22winmag's picture

China has nothing on the U.S. when it comes to pulling financial strings!


Better dead than Red.

Joe Cool's picture

China is learning what it takes to keep financial markets together...They'll crash before we do...

SirBarksAlot's picture

Everyone knows the Chinese are smarter, than stupid, lazy Americans.  I'm sure they will come out on top!

Seasmoke's picture

They may work harder. But they definitely don't work smarter. 

monk27's picture

Yeah, we got to work so fucking smartly that we ended up with nothing to sell to the rest of the world...

NoDebt's picture

Iron-fisted fascism will save capitalism in communist China.  I just know this will work out fine.  It certainly has all the right ingredients.

Dr. Engali's picture
I’ve Abandoned Free Market Principles To Save The Free Market System’


              ~George Bush

NoDebt's picture

Exactly.  They are the best there is at making cheap copies of our stuff.

ThroxxOfVron's picture

<-- It's a devious plan.   So devious that we haven't figured it out yet.

<-- Throwing shit at the wall and praying for a miracle.

indio007's picture

An oxymoron or a moron on oxys?

economessed's picture

The communists make for lousy capitalists!

old naughty's picture

Or, the capitalists make for lousy communists...

they both end up facists, aen't we heading that way, no?

E.F. Mutton's picture

Have they tried Powdered Rhino Horn yet?

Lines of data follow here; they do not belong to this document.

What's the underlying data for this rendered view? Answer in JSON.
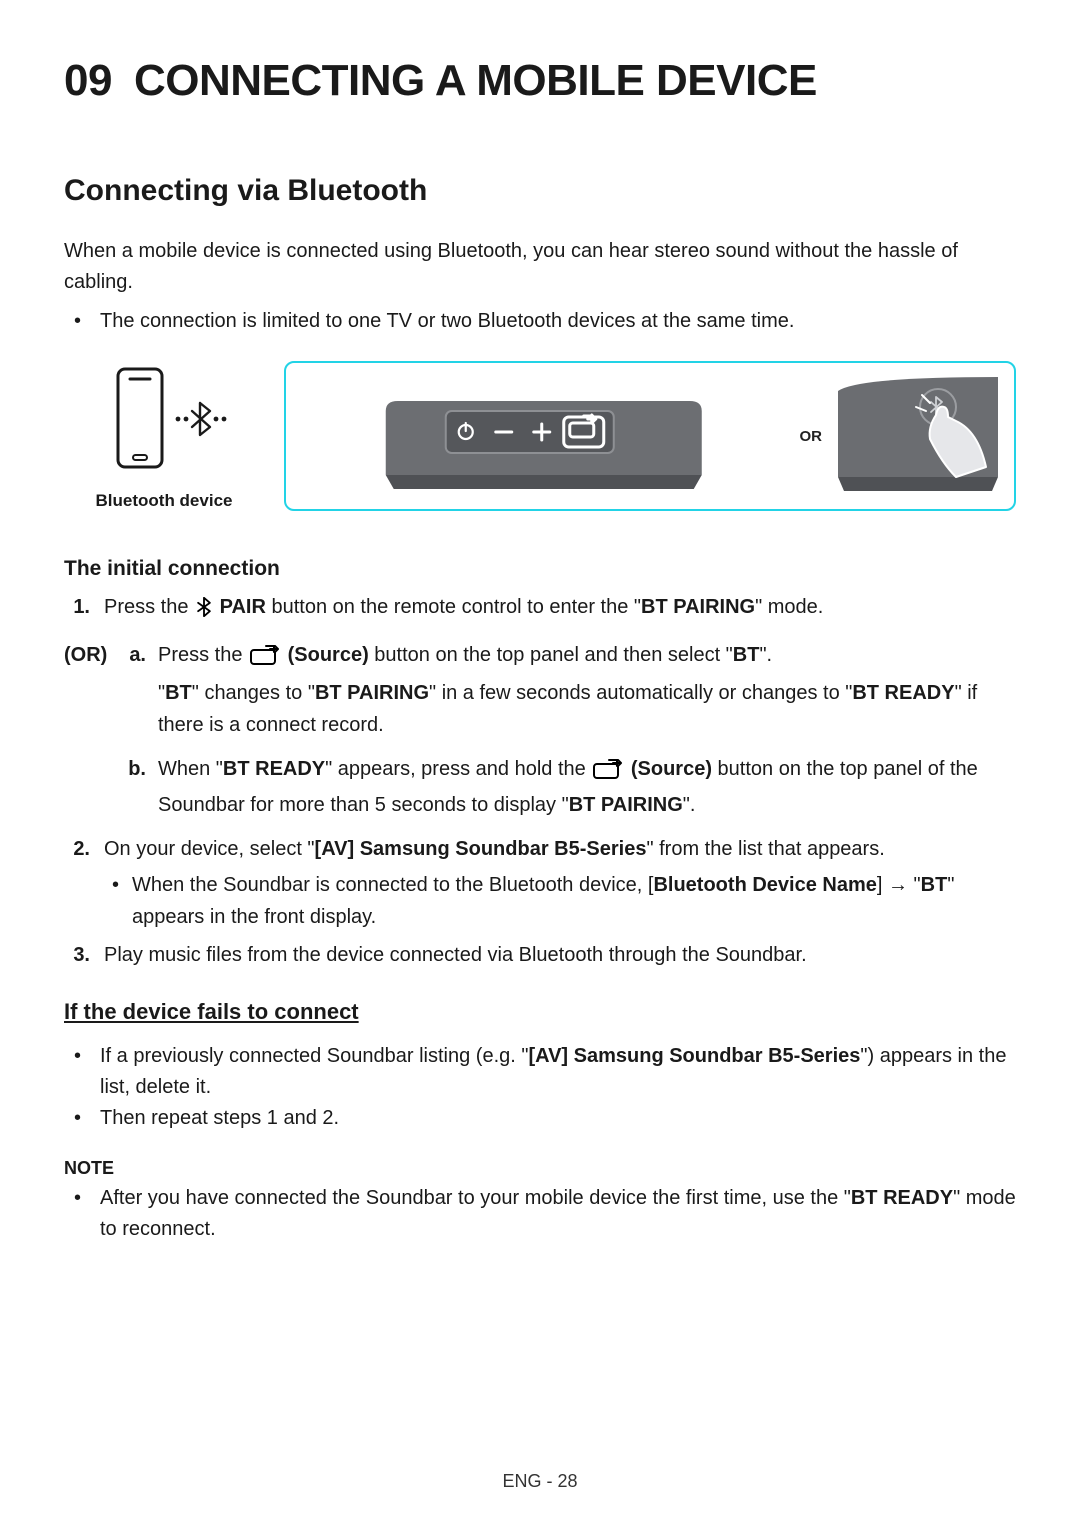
{
  "header": {
    "section_number": "09",
    "section_title": "CONNECTING A MOBILE DEVICE"
  },
  "subheading": "Connecting via Bluetooth",
  "intro": "When a mobile device is connected using Bluetooth, you can hear stereo sound without the hassle of cabling.",
  "intro_bullet": "The connection is limited to one TV or two Bluetooth devices at the same time.",
  "phone_label": "Bluetooth device",
  "or_label": "OR",
  "initial_heading": "The initial connection",
  "step1": {
    "num": "1.",
    "pre": "Press the ",
    "pair": " PAIR",
    "post": " button on the remote control to enter the \"",
    "mode": "BT PAIRING",
    "end": "\" mode."
  },
  "or_text": "(OR)",
  "sub_a": {
    "label": "a.",
    "l1_pre": "Press the ",
    "src": " (Source)",
    "l1_post": " button on the top panel and then select \"",
    "bt": "BT",
    "l1_end": "\".",
    "l2_p1": "\"",
    "l2_bt": "BT",
    "l2_p2": "\" changes to \"",
    "l2_pair": "BT PAIRING",
    "l2_p3": "\" in a few seconds automatically or changes to \"",
    "l2_ready": "BT READY",
    "l2_p4": "\" if there is a connect record."
  },
  "sub_b": {
    "label": "b.",
    "p1": "When \"",
    "ready": "BT READY",
    "p2": "\" appears, press and hold the ",
    "src": " (Source)",
    "p3": " button on the top panel of the Soundbar for more than 5 seconds to display \"",
    "pair": "BT PAIRING",
    "p4": "\"."
  },
  "step2": {
    "num": "2.",
    "p1": "On your device, select \"",
    "dev": "[AV] Samsung Soundbar B5-Series",
    "p2": "\" from the list that appears.",
    "bullet_p1": "When the Soundbar is connected to the Bluetooth device, [",
    "bullet_name": "Bluetooth Device Name",
    "bullet_p2": "] → \"",
    "bullet_bt": "BT",
    "bullet_p3": "\" appears in the front display."
  },
  "step3": {
    "num": "3.",
    "text": "Play music files from the device connected via Bluetooth through the Soundbar."
  },
  "fail_heading": "If the device fails to connect",
  "fail_b1": {
    "p1": "If a previously connected Soundbar listing (e.g. \"",
    "dev": "[AV] Samsung Soundbar B5-Series",
    "p2": "\") appears in the list, delete it."
  },
  "fail_b2": "Then repeat steps 1 and 2.",
  "note_label": "NOTE",
  "note_b1": {
    "p1": "After you have connected the Soundbar to your mobile device the first time, use the \"",
    "ready": "BT READY",
    "p2": "\" mode to reconnect."
  },
  "footer": "ENG - 28"
}
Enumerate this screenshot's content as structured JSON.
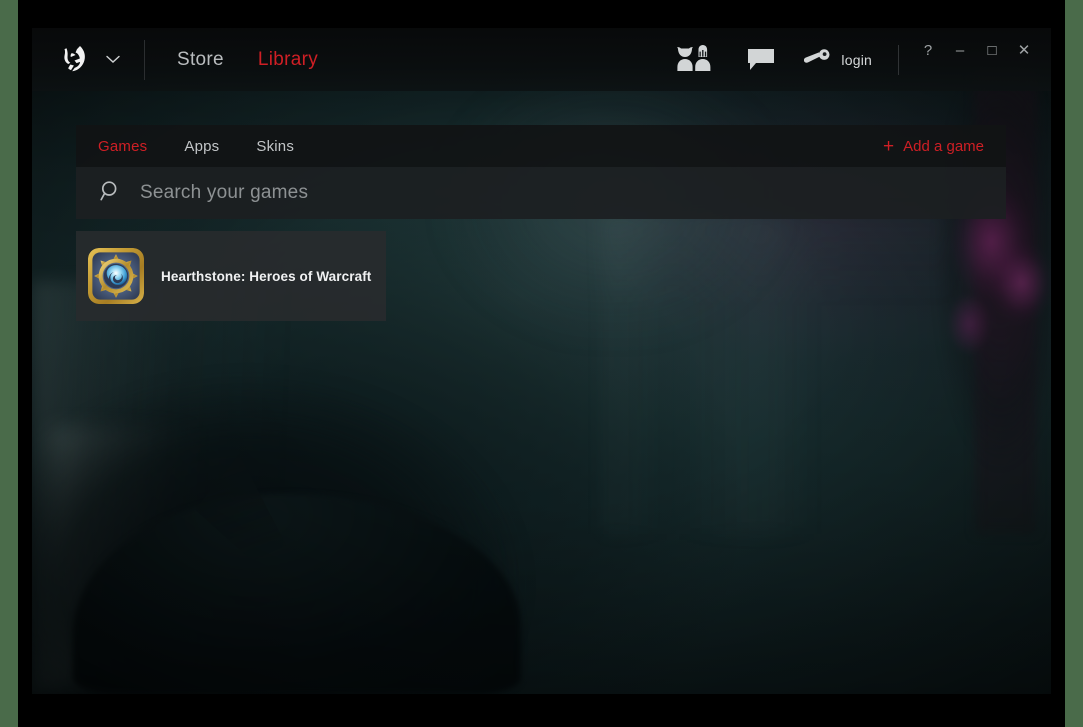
{
  "window": {
    "logo_icon": "wolf-head-logo",
    "logo_caret_icon": "chevron-down-icon"
  },
  "header": {
    "nav": [
      {
        "label": "Store",
        "active": false
      },
      {
        "label": "Library",
        "active": true
      }
    ],
    "friends_icon": "friends-characters-icon",
    "chat_icon": "chat-bubble-icon",
    "login": {
      "icon": "key-icon",
      "label": "login"
    },
    "window_controls": [
      {
        "name": "help-button",
        "glyph": "?"
      },
      {
        "name": "minimize-button",
        "glyph": "–"
      },
      {
        "name": "maximize-button",
        "glyph": "□"
      },
      {
        "name": "close-button",
        "glyph": "✕"
      }
    ]
  },
  "library": {
    "tabs": [
      {
        "label": "Games",
        "active": true
      },
      {
        "label": "Apps",
        "active": false
      },
      {
        "label": "Skins",
        "active": false
      }
    ],
    "add_game": {
      "plus": "+",
      "label": "Add a game"
    },
    "search": {
      "icon": "search-icon",
      "placeholder": "Search your games",
      "value": ""
    },
    "games": [
      {
        "title": "Hearthstone: Heroes of Warcraft",
        "icon": "hearthstone-icon"
      }
    ]
  },
  "colors": {
    "accent_red": "#cf1f25",
    "header_bg": "#0a0d0e",
    "panel_bg": "#1c1f21",
    "card_bg": "#2b2e30",
    "text_primary": "#e3e5e6",
    "text_muted": "#8d9193",
    "background_teal": "#1b3133"
  }
}
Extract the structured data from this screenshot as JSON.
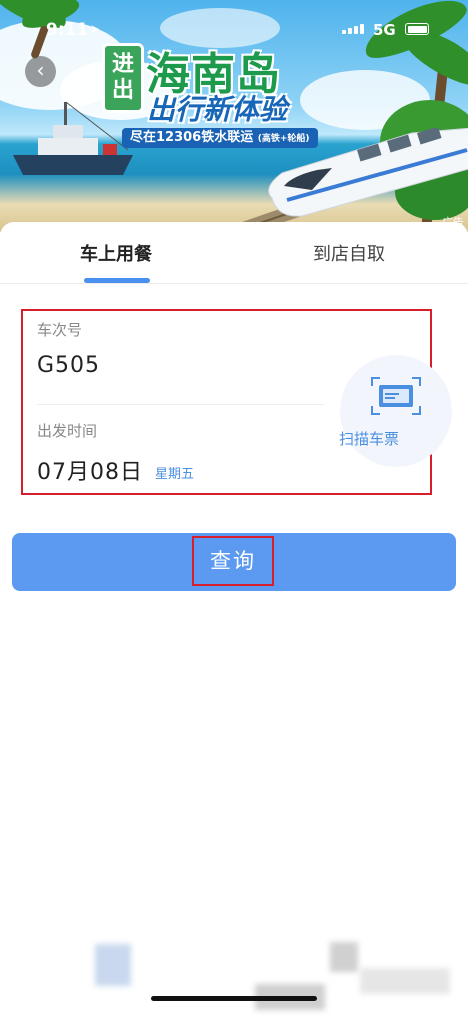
{
  "status_bar": {
    "time": "9:11",
    "network": "5G"
  },
  "banner": {
    "logo_line1": "进",
    "logo_line2": "出",
    "title_main": "海南岛",
    "title_sub": "出行新体验",
    "slogan": "尽在12306铁水联运",
    "slogan_note": "(高铁+轮船)",
    "ad_tag": "广告"
  },
  "tabs": [
    {
      "label": "车上用餐",
      "active": true
    },
    {
      "label": "到店自取",
      "active": false
    }
  ],
  "form": {
    "train_no_label": "车次号",
    "train_no_value": "G505",
    "depart_label": "出发时间",
    "depart_date": "07月08日",
    "depart_weekday": "星期五",
    "scan_label": "扫描车票"
  },
  "query_button": "查询",
  "colors": {
    "accent": "#5b9af0",
    "highlight_border": "#d81e2c",
    "link_blue": "#4a8fe0"
  }
}
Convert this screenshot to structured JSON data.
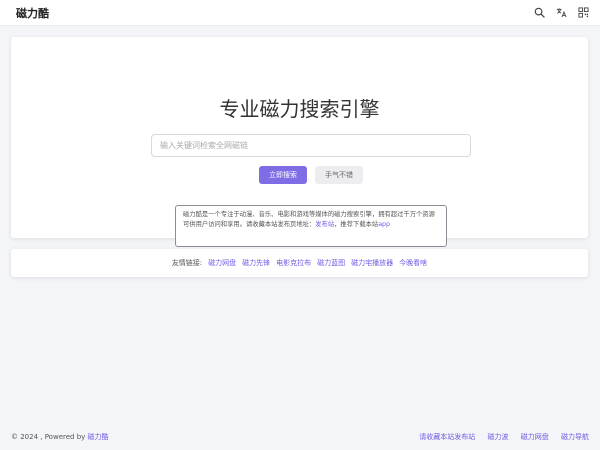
{
  "header": {
    "logo": "磁力酷",
    "icons": [
      "search-icon",
      "translate-icon",
      "qr-code-icon"
    ]
  },
  "hero": {
    "title": "专业磁力搜索引擎",
    "search_placeholder": "输入关键词检索全网磁链",
    "search_button": "立即搜索",
    "lucky_button": "手气不错",
    "intro": {
      "text": "磁力酷是一个专注于动漫、音乐、电影和游戏等媒体的磁力搜索引擎，拥有超过千万个资源可供用户访问和享用。请收藏本站发布页地址：",
      "link_publish": "发布站",
      "text_mid": "，推荐下载本站",
      "link_app": "app"
    }
  },
  "friend_links": {
    "label": "友情链接:",
    "items": [
      "磁力网盘",
      "磁力先锋",
      "电影克拉布",
      "磁力蓝图",
      "磁力宅播放器",
      "今晚看啥"
    ]
  },
  "footer": {
    "copyright": "© 2024 , Powered by ",
    "powered_link": "磁力酷",
    "links": [
      "请收藏本站发布站",
      "磁力波",
      "磁力网盘",
      "磁力导航"
    ]
  },
  "colors": {
    "accent": "#7e6ee6",
    "link": "#6c5ce7",
    "background": "#f4f5f8"
  }
}
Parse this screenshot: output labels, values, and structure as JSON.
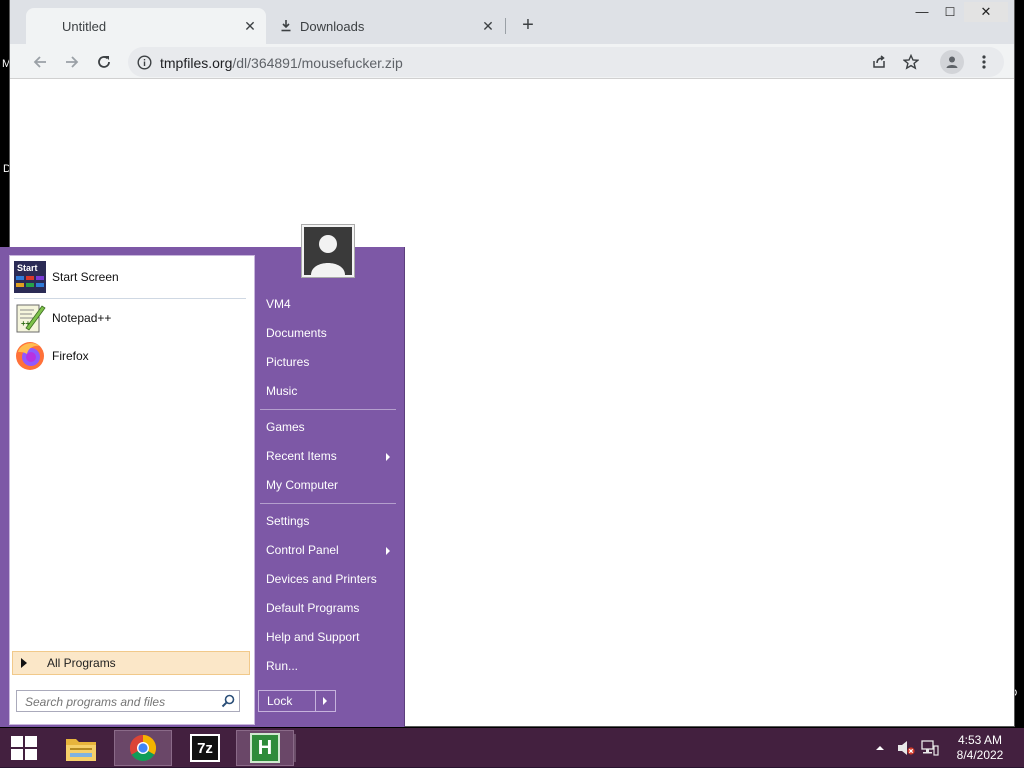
{
  "desktop": {
    "stray_chars": [
      "M",
      "D",
      "M",
      "D",
      "D"
    ]
  },
  "browser": {
    "tabs": [
      {
        "label": "Untitled",
        "active": true
      },
      {
        "label": "Downloads",
        "active": false
      }
    ],
    "url": {
      "domain": "tmpfiles.org",
      "path": "/dl/364891/mousefucker.zip"
    },
    "window_controls": {
      "minimize": "—",
      "maximize": "☐",
      "close": "✕"
    }
  },
  "start_menu": {
    "pinned": [
      {
        "label": "Start Screen",
        "icon": "start-screen-icon",
        "icon_text": "Start"
      },
      {
        "label": "Notepad++",
        "icon": "notepadpp-icon"
      },
      {
        "label": "Firefox",
        "icon": "firefox-icon"
      }
    ],
    "all_programs": "All Programs",
    "search_placeholder": "Search programs and files",
    "right_items": [
      {
        "label": "VM4"
      },
      {
        "label": "Documents"
      },
      {
        "label": "Pictures"
      },
      {
        "label": "Music"
      },
      {
        "label": "Games"
      },
      {
        "label": "Recent Items",
        "submenu": true
      },
      {
        "label": "My Computer"
      },
      {
        "label": "Settings"
      },
      {
        "label": "Control Panel",
        "submenu": true
      },
      {
        "label": "Devices and Printers"
      },
      {
        "label": "Default Programs"
      },
      {
        "label": "Help and Support"
      },
      {
        "label": "Run..."
      }
    ],
    "lock": "Lock",
    "colors": {
      "panel": "#7d58a6",
      "all_programs_bg": "#fbe7c8"
    }
  },
  "taskbar": {
    "apps": [
      "start-button",
      "file-explorer-icon",
      "chrome-icon",
      "7zip-icon",
      "hxd-icon"
    ],
    "seven_zip_label": "7z",
    "hxd_label": "H",
    "clock": {
      "time": "4:53 AM",
      "date": "8/4/2022"
    },
    "color": "#43203f"
  }
}
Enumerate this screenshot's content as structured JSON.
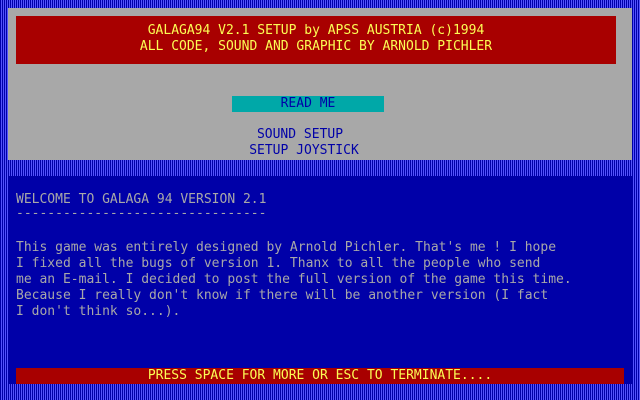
{
  "header": {
    "line1": "GALAGA94 V2.1 SETUP by APSS AUSTRIA (c)1994",
    "line2": "ALL CODE, SOUND AND GRAPHIC BY ARNOLD PICHLER"
  },
  "menu": {
    "items": [
      {
        "label": "READ ME",
        "selected": true
      },
      {
        "label": "SOUND SETUP",
        "selected": false
      },
      {
        "label": "SETUP JOYSTICK",
        "selected": false
      }
    ]
  },
  "content": {
    "heading": "WELCOME TO GALAGA 94 VERSION 2.1",
    "underline": "--------------------------------",
    "paragraph": [
      "This game was entirely designed by Arnold Pichler. That's me ! I hope",
      "I fixed all the bugs of version 1. Thanx to all the people who send",
      "me an E-mail. I decided to post the full version of the game this time.",
      "Because I really don't know if there will be another version (I fact",
      "I don't think so...)."
    ]
  },
  "status": {
    "text": "PRESS SPACE FOR MORE OR ESC TO TERMINATE...."
  },
  "colors": {
    "background_blue": "#0000a8",
    "panel_gray": "#a8a8a8",
    "band_red": "#a80000",
    "text_yellow": "#fcfc54",
    "selection_cyan": "#00a8a8"
  }
}
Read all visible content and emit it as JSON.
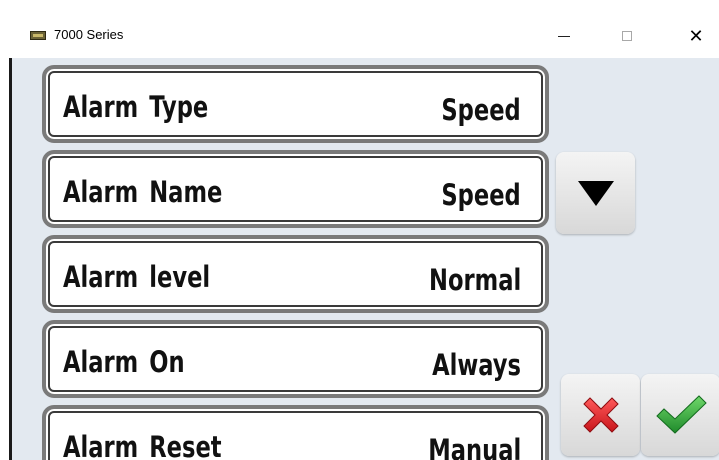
{
  "window": {
    "title": "7000 Series",
    "app_icon": "display-device-icon",
    "controls": {
      "minimize_icon": "minimize-icon",
      "maximize_icon": "maximize-icon",
      "close_icon": "close-icon",
      "close_glyph": "✕"
    }
  },
  "settings": [
    {
      "label": "Alarm  Type",
      "value": "Speed"
    },
    {
      "label": "Alarm  Name",
      "value": "Speed"
    },
    {
      "label": "Alarm  level",
      "value": "Normal"
    },
    {
      "label": "Alarm  On",
      "value": "Always"
    },
    {
      "label": "Alarm  Reset",
      "value": "Manual"
    }
  ],
  "buttons": {
    "scroll_down_icon": "triangle-down-icon",
    "cancel_icon": "red-x-icon",
    "confirm_icon": "green-check-icon"
  },
  "colors": {
    "background": "#e3e9f0",
    "cancel": "#e0262b",
    "confirm": "#2ea43a",
    "arrow": "#000000"
  }
}
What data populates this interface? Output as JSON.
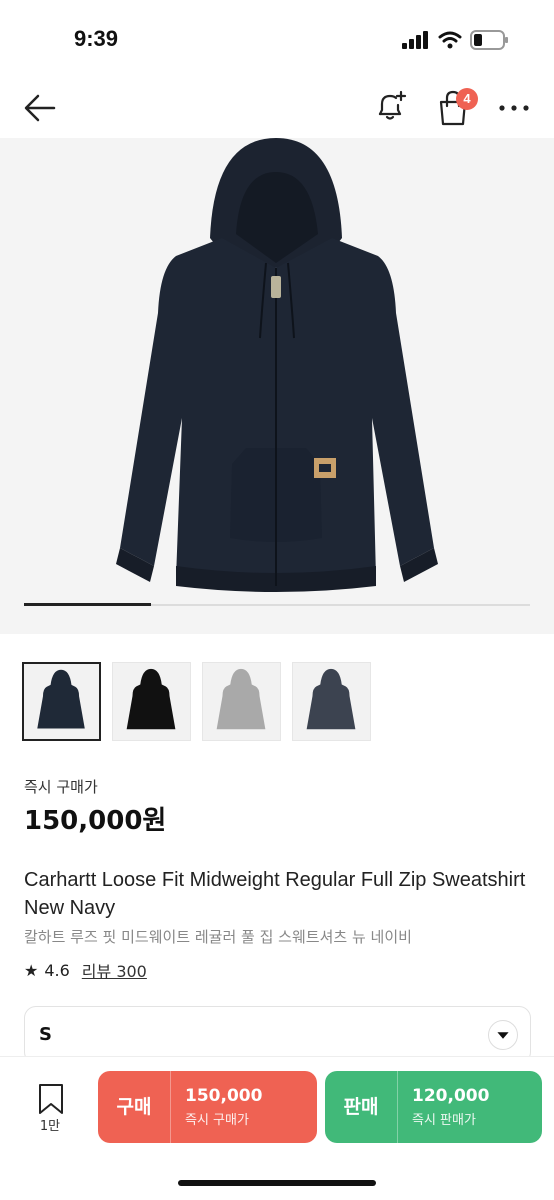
{
  "status": {
    "time": "9:39"
  },
  "nav": {
    "cart_badge": "4"
  },
  "product": {
    "price_label": "즉시 구매가",
    "price": "150,000원",
    "title_en": "Carhartt Loose Fit Midweight Regular Full Zip Sweatshirt New Navy",
    "title_ko": "칼하트 루즈 핏 미드웨이트 레귤러 풀 집 스웨트셔츠 뉴 네이비",
    "rating": "4.6",
    "review_label": "리뷰 300"
  },
  "thumbnails": [
    {
      "color": "#1f2937",
      "name": "navy"
    },
    {
      "color": "#111111",
      "name": "black"
    },
    {
      "color": "#a9a9a9",
      "name": "grey"
    },
    {
      "color": "#3c4350",
      "name": "dark-grey"
    }
  ],
  "size": {
    "selected": "S"
  },
  "bottom": {
    "bookmark_count": "1만",
    "buy": {
      "label": "구매",
      "price": "150,000",
      "sub": "즉시 구매가",
      "color": "#ef6253"
    },
    "sell": {
      "label": "판매",
      "price": "120,000",
      "sub": "즉시 판매가",
      "color": "#41b979"
    }
  },
  "carousel": {
    "progress": 0.25
  }
}
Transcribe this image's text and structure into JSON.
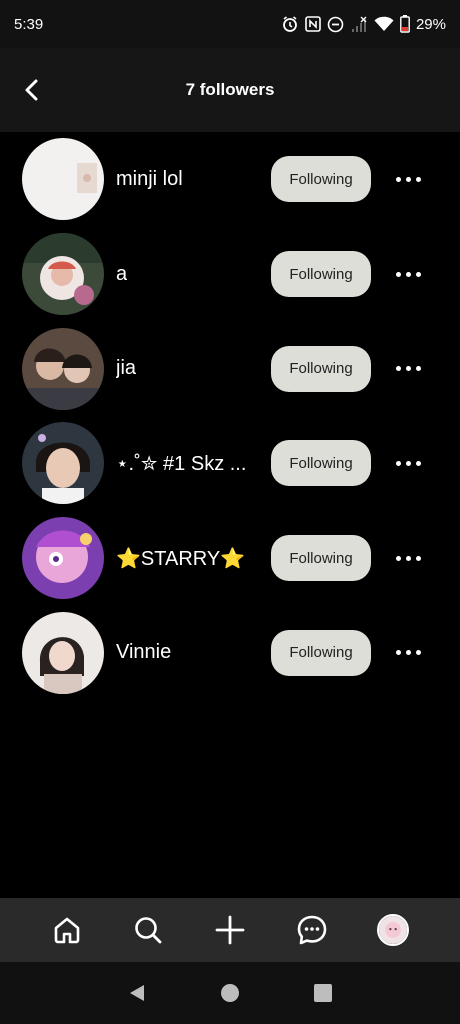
{
  "status": {
    "time": "5:39",
    "battery": "29%"
  },
  "header": {
    "title": "7 followers"
  },
  "followers": [
    {
      "username": "minji lol",
      "button": "Following"
    },
    {
      "username": "a",
      "button": "Following"
    },
    {
      "username": "jia",
      "button": "Following"
    },
    {
      "username": "⋆.˚✮ #1 Skz ...",
      "button": "Following"
    },
    {
      "username": "⭐STARRY⭐",
      "button": "Following"
    },
    {
      "username": "Vinnie",
      "button": "Following"
    }
  ],
  "bottom_nav": [
    "home-icon",
    "search-icon",
    "create-icon",
    "messages-icon",
    "profile-avatar"
  ],
  "colors": {
    "background": "#000000",
    "button_bg": "#deded8",
    "button_text": "#222222",
    "nav_bg": "#2a2a2a"
  }
}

Essence of Panda Penis?

Bangin7GramRocks's picture

They should try handing over trillions to their bankers. CNBC says that's how you prevent collapse. Trickle down Bitchez!

MSimon's picture

Trickle down Bitchez?


I prefer my Bitchez fresh.

Bangin7GramRocks's picture

That was the name of my B-Boy troupe at Wharton.

MadVladtheconquerer's picture
MadVladtheconquerer (not verified) Feb 2, 2016 11:18 AM

I love it when economies collapse.  bwahahahahahahahahahahahahahahahahahahhahahaha

Basketcase investing!  Don't try to catch the falling knife.

Blankone's picture

Then you must love what is happening in Russia right now.

Everyone is focused on China but the elite in Russia have begun the outright looting of Russia (again).

"The Russian government expects to get more than a trillion rubles ($12.8 billion) from the first round of state enterprise privatizations, reports business daily Vedomosti, citing unnamed federal officials."  from RT

The elite in Russia (with same unequal percentages of jewish as in the US) are looting the State agencies.  They sell them to themselves so when the collapse comes they hold the Russian economic power in their private hands.

While they floated the concept of doing this two yrs ago it is the unstable financial and economic conditions and how that instability is growing that has caused them to make their move to scoop it all up for themselves now.

This is no different than the selling of power, water and other infrastructure in the US to private companies.  Or how public roads are turned into private controlled toll roads to for the public to pay for driving. 

tarabel's picture



I have repeatedly made the point that the outcome of the Russia-Saudi Petro War would depend on which of the two Kilkenny Cats had the longer tail as they fight to swallow each other, and have suggested that Saudi access to the world bond market makes them the most likely winner.

Both Russia and Saudi are burning money in Middle East wars and both are making noises about privatizing state-owned assets. The fact that they are considering such a step indicates that the end is approaching in this drama. The additional fact that it is only talk and not yet action on this front suggests that the play still has another act or two to go before the curtain comes down.

Edward Morbius's picture

Send Ben Bernankenstein over there for a year to run things. 

DrBrown's picture

You so smart who won second world war?

tarabel's picture



Austria, Prussia, Russia, and Sweden broke the power of Napoleonic France at the Battle of Five Nations in 1813.

buzzsaw99's picture

20% down for first time buyers, imagine that. in freedumb's land it is 0%. the great capitalist usa. /s

Soul Glow's picture